It’s often heard that 7 out of 10 Catholics disbelieve in the Church’s teaching on the Holy Eucharist. A quick Google search along these lines shows that many Catholics have accepted these figures, based on polling data. It’s nothing new or unknown among Catholics at all. I have accepted this bit of “common knowledge” myself in the past.
But is it correct? On occasion I have heard otherwise, and have seen some materials indicating that the situation is far more complex than that. Curious, I tried to find more data today that might challenge this understanding. For example, James D. Davidson, professor of sociology at Purdue University Purdue University, and co-author, with William V. D’Antonio, of American Catholics: Gender, Generation, and Commitment (Alta Mira Press, 2001) and contributor to The Search for Common Ground: What Unites and Divides Catholic Americans (Our Sunday Visitor, 1997), has done extensive study on the polls that arrived at this conclusion, and factors relating to why they arrived at the 70% figure, as summarized in a fascinating 2001 article: “Yes, Jesus is Really There: Most Catholics Still Agree”.
After examining some factors involved in the well-known polls, he also cites other ones that produced a far different result: a Roper poll from 1997 indicated that 82% among American Catholics believed that “the bread and wine used in Mass are actually transformed into the Body and Blood of Jesus Christ.” A CARA poll in 2001 found that 70% accepted that “Jesus Christ is really present” as opposed to 30% who thought “the bread and wine are symbols of Jesus.” Davidson cites several additional studies and concludes that, while belief in the Real Presence is declining somewhat, it is nowhere near as bleak as the 1992 Gallup and 1994 Times/CBS studies made out. It’s a case study of how to ask poll questions, and how the question affects the answer. Davidson opined that the 1992 poll (of 519 Catholics) offered four elaborate choices over the phone: the nuances of which would have gone over many people’ heads.
A commenter at Catholic Answers Forums, on 9 January 2008, fully understood the factors that go into polls and the results they can achieve (as a sociology major in college, I’m well acquainted with these sorts of things, and so I should have known better than to uncritically accept the 70% figure, myself):
I keep hearing that figure but I have no idea whether or not it is true. I suspect it is false. No one has ever conducted such a poll of the parishioners in my parish; if they did, I’m confident that number of believers in the real presence would be quite high. Polling is hardly an infallible endeavor. If the source was in fact from a Gallup poll conducted 10 years ago, it would be instructive to see how the questions were worded and how the respondents were selected. What percentage of people believe in the validity of poll data extrapolated to general populations?
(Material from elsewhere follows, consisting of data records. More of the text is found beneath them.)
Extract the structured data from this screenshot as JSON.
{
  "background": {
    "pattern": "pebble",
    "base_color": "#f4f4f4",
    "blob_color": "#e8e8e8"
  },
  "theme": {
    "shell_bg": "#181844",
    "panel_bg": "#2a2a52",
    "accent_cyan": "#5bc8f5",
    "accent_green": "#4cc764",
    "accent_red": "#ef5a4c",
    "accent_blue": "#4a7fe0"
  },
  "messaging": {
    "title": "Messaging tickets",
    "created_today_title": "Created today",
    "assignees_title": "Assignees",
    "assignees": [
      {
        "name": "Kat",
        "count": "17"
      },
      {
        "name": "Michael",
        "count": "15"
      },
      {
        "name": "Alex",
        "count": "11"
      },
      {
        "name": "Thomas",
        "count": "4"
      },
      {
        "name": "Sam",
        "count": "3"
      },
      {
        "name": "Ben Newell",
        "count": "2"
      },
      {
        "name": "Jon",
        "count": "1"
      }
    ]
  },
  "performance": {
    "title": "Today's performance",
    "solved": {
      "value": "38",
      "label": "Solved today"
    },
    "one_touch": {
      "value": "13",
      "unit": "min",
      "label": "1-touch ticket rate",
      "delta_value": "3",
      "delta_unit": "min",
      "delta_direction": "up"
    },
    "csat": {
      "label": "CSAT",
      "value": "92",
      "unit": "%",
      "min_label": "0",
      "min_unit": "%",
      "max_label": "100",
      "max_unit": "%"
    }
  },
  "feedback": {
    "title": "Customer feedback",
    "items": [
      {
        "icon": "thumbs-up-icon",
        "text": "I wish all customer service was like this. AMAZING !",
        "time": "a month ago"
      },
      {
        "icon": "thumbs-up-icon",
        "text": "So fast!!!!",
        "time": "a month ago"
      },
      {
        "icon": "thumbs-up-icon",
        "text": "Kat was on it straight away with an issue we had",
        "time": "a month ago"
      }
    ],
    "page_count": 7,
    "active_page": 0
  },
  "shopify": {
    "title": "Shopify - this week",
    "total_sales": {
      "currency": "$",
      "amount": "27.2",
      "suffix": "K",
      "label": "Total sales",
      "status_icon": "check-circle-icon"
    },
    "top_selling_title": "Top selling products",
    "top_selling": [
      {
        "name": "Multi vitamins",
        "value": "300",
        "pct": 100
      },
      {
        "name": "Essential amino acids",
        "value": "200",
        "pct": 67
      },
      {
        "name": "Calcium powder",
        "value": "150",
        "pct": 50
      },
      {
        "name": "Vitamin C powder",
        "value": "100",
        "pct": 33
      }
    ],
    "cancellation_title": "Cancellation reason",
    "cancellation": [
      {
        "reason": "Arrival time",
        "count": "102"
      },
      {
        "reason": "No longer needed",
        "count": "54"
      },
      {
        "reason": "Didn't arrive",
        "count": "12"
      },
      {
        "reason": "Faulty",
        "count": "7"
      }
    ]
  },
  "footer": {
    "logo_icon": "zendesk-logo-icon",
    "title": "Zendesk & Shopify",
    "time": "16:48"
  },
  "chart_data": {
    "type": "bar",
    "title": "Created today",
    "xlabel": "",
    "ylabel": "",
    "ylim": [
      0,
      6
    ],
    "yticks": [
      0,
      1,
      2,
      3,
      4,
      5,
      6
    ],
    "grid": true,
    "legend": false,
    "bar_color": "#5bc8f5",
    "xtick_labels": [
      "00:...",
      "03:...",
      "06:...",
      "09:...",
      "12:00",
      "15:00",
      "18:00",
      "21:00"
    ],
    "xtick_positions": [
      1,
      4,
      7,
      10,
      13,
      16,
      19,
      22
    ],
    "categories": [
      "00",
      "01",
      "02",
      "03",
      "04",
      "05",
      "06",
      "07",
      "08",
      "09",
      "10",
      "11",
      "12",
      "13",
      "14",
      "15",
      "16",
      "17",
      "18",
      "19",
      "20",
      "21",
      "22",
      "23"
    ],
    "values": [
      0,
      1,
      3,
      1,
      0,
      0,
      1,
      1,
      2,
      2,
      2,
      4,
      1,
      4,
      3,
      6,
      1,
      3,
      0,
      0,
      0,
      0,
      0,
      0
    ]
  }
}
I’m not Catholic, in fact I am an anti-Catholic. Anyway, in the poll that I saw which is likely the one being discussed here the folks answering the poll had to choose the correct theological definition of the “real presence” from four different answers. I forgot how the answers were worded but not being able to choose the correct technical definition of a doctrine doesn’t mean that the folks rejected the idea. Maybe it means that 70% of the people polled needed to attend better catechism classes but it doesn’t prove anything else. So, I am quite sure the number of catholics who believe in the real presence is quite a bit higher than 30%, though they may grasp the theology behind their belief as well as they should.
The late Fr. Richard John Neuhaus, in the 11 January 2008 issue of the widely read journal First Things, noted similar findings from an even more recent study:
. . . American Catholics Today: New Realities of Their Faith and Their Church, edited by William V. DAntonio and his sociological colleagues (Rowman & Littlefield). . . .
The research behind the book was sponsored by the National Catholic Reporter, the premier voice of liberal Catholicism in this country, but, to their credit, the authors generally keep their liberal leanings in check. . . .
There are also items of real interest. For instance, 81 percent say that “belief that Jesus is really present in the Eucharist is essential in their understanding of the Catholic faith. Keep in mind that the survey is of a cross section of the 65 million Catholics in the U.S. (although Latinos are greatly underrepresented). Among the more highly committed Catholics, it is reasonable to assume that belief in the Real Presence is considerably higher than 81 percent. This is worth keeping in mind because some years ago a clumsily worded question in a survey came up with the conclusion that only one third of Catholics believed in the Real Presence, and that finding still crops up in discussions on the state of Catholicism. Among active Catholics, belief in the Real Presence, as also in the Incarnation, the Virgin Birth, and the Resurrection of Jesus, edges up toward unanimity.
In any event, counting heads has no bearing whatever on the status of Catholic dogma and the fact that we Catholics can resolve doctrinal disputes, whereas Protestantism has lost that ability, due to its first principles. This is what Catholic apologists contend — not that unity automatically occurs in practice, which is obviously not the case, since liberalism and nominalism still are huge problems in Catholicism in terms of the views of poorly catechized individuals, who poorly understand or reject various Catholic teachings.